Barry Matties: Thank you for speaking with us, Lee.
Andy Shaughnessy: We want to discuss finer pitches and features and EMI and EMC because we have talked to people having EMI issues, particularly in Germany on the automotive side. You mentioned that you weren’t seeing many EMI problems due to different ways of doing busses and other tricks that helped relieve those issues.
Lee Ritchey: I believe that might have been happening because they have big distributed networks in cars, and if you don’t do it right, you turn the whole car into an antenna. To Andy’s point, I used to do six to 12 EMI problems a year, but I did only one last year. The source of most EMI is a ripple in the power supply, which is caused by trying to drive these wide data busses for DDR, VME, etc., and the power supply hasn’t been designed correctly. When we replace a parallel bus with a differential pair, several things happen all at once. The incidence of wide busses switching from zero to one goes away, and that’s the villain in almost all cases.
Most of what I work on has nothing but differential pairs in it. Big networking products that you would think would be a problem are flying because of inherently quiet differential signaling. To give you an example, everyone has differential twisted pairs in your house. The energy on it is an EMI band, but we don’t have any issues, even with unshielded wires. The reason is that the fields cancel each other on the two wires. That does not happen when you have a single-ended circuit.
People having problems have something in their product, such as a parallel bus, with the power delivery system designed incorrectly. That used to be how we made easy money. I’d get a call and say, “Did you follow the app notes?” If the answer was, “Yes,” then I knew what their problem was. However, being a good consultant, I won’t tell you over the phone because then you think it’s free advice. You fly me out at great expense, we fix it, and you’re happy. It’s hard to get this concept through, but if you follow the app notes, you will likely have an EMI problem. If your problems are typical applications, then you will always have an EMI problem. Almost all of them say to use 0.1-uf and 0.01-uF capacitors in all sorts of different ways. Neither of those capacitors is able to deal with EMI. That’s my giveaway. I know what to fix. You don’t have the right capacitors in your power system.

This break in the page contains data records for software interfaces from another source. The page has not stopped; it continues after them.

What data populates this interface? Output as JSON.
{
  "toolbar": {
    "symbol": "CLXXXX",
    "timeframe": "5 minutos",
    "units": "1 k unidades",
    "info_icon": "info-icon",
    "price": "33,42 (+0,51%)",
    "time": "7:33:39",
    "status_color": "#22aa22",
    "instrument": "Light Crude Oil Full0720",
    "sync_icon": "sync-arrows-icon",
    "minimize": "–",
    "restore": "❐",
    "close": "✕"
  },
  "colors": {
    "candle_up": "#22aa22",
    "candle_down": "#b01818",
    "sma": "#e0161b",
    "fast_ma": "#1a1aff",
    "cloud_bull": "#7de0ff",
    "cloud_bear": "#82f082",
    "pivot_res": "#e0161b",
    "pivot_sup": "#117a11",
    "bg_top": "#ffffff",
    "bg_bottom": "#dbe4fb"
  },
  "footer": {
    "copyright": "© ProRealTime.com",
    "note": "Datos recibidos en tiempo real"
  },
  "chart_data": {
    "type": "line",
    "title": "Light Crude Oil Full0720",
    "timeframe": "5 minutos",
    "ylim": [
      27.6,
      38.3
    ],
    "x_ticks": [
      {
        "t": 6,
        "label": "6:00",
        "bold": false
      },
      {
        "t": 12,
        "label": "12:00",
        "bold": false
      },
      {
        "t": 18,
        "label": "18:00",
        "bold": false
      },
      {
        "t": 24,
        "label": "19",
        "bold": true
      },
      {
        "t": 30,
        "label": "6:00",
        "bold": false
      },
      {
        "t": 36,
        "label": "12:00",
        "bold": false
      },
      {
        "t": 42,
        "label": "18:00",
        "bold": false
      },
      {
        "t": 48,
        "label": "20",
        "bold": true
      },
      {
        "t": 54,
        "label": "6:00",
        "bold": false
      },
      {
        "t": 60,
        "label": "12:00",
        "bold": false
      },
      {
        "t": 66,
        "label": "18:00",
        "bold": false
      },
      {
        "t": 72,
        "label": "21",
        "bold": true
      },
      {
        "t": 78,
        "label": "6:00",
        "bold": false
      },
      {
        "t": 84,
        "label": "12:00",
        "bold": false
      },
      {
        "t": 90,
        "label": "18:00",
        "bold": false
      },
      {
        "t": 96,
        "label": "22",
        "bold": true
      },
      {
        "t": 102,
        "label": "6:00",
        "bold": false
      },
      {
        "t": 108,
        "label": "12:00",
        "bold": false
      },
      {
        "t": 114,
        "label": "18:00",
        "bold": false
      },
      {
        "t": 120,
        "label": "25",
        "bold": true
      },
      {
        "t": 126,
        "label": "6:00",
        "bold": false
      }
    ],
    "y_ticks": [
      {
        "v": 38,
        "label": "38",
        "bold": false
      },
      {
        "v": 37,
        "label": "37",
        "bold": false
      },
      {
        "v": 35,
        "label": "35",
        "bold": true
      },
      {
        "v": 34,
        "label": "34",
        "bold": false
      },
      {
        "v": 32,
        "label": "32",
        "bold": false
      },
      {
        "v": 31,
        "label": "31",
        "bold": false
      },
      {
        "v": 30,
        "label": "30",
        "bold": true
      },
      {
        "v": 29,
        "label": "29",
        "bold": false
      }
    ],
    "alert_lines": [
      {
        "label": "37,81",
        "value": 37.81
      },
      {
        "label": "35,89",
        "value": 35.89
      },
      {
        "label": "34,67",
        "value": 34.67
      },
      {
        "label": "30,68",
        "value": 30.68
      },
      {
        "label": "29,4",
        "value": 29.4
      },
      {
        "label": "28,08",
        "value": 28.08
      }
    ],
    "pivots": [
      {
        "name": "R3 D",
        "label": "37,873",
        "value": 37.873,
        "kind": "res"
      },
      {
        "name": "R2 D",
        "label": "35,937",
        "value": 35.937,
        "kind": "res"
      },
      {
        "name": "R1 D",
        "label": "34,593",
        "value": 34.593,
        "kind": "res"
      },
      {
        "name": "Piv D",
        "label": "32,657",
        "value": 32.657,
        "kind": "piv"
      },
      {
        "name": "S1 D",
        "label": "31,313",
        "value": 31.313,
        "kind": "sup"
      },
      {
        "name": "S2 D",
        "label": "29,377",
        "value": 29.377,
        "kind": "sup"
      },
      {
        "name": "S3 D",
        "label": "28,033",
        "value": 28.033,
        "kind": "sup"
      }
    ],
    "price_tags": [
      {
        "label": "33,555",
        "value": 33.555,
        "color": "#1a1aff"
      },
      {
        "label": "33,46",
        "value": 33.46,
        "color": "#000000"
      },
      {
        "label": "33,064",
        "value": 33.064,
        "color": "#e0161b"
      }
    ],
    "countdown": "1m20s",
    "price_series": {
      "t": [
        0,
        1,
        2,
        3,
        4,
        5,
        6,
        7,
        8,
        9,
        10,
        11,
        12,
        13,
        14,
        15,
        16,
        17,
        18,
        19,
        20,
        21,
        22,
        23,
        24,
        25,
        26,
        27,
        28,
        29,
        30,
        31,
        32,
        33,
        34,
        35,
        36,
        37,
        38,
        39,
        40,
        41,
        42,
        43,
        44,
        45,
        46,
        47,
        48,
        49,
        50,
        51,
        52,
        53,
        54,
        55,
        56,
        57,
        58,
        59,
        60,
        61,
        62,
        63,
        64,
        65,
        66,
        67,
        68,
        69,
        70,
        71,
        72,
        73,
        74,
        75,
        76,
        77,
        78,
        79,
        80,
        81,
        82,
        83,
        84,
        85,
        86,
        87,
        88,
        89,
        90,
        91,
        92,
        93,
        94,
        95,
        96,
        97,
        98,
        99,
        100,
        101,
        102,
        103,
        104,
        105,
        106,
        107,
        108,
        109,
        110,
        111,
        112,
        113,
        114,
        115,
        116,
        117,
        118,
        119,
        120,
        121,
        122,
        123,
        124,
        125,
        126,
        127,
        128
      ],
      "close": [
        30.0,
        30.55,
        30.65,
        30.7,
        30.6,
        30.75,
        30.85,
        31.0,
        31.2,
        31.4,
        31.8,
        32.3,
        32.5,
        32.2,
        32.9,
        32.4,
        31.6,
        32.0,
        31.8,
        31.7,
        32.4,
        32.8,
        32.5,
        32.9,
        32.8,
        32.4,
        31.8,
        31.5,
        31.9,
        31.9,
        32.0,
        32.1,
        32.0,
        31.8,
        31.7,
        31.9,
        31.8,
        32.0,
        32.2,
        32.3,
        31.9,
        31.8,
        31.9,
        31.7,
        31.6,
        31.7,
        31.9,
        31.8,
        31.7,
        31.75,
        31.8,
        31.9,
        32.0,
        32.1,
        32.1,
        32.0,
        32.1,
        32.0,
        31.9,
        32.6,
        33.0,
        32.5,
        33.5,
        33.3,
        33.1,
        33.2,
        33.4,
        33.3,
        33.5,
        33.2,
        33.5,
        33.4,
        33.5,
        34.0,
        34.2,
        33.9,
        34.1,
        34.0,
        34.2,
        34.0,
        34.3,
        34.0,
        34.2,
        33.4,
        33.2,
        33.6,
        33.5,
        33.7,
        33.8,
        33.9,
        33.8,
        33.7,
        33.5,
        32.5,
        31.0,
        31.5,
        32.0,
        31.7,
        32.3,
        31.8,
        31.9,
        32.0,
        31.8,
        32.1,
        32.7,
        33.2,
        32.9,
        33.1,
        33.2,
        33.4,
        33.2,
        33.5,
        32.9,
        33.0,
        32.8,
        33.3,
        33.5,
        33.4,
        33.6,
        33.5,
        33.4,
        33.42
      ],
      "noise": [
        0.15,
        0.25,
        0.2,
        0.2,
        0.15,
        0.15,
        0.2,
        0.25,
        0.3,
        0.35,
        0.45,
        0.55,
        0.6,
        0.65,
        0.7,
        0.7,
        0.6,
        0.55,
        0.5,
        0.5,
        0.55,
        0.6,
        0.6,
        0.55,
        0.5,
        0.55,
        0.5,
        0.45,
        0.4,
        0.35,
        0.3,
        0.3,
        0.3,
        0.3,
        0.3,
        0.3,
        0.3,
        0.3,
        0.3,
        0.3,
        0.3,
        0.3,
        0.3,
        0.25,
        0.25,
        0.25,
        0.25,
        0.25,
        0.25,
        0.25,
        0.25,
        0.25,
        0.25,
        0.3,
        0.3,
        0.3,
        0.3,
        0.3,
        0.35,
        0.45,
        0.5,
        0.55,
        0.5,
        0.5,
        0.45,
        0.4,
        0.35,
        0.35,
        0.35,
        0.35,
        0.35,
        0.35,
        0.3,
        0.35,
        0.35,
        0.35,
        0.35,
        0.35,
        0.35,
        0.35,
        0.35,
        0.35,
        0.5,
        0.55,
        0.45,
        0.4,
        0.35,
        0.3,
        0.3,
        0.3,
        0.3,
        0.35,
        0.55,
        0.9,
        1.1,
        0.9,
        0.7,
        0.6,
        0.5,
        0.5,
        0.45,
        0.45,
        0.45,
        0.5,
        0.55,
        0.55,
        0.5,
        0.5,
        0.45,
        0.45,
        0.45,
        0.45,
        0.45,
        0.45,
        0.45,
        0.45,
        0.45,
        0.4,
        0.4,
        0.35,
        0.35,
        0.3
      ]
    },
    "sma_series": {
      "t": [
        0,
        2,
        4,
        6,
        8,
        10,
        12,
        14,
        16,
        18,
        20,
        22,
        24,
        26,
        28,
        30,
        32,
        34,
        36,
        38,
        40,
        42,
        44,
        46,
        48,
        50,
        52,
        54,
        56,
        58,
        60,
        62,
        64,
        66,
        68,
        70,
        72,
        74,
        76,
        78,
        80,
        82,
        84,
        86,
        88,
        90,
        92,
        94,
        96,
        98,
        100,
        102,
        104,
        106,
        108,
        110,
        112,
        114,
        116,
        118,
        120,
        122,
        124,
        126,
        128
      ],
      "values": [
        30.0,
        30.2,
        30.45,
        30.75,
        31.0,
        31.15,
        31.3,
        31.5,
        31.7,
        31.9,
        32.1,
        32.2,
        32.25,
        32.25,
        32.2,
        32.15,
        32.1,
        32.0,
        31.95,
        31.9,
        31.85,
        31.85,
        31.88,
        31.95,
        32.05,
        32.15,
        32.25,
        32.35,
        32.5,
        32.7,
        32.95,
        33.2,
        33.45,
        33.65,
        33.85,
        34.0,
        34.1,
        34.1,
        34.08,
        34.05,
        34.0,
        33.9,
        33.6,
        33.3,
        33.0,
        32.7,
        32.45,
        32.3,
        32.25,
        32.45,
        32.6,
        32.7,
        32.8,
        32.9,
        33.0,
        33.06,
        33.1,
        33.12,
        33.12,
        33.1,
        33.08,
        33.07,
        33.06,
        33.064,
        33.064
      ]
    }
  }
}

To read this entire interview, which appeared in the February 2020 issue of Design007 Magazine, click here.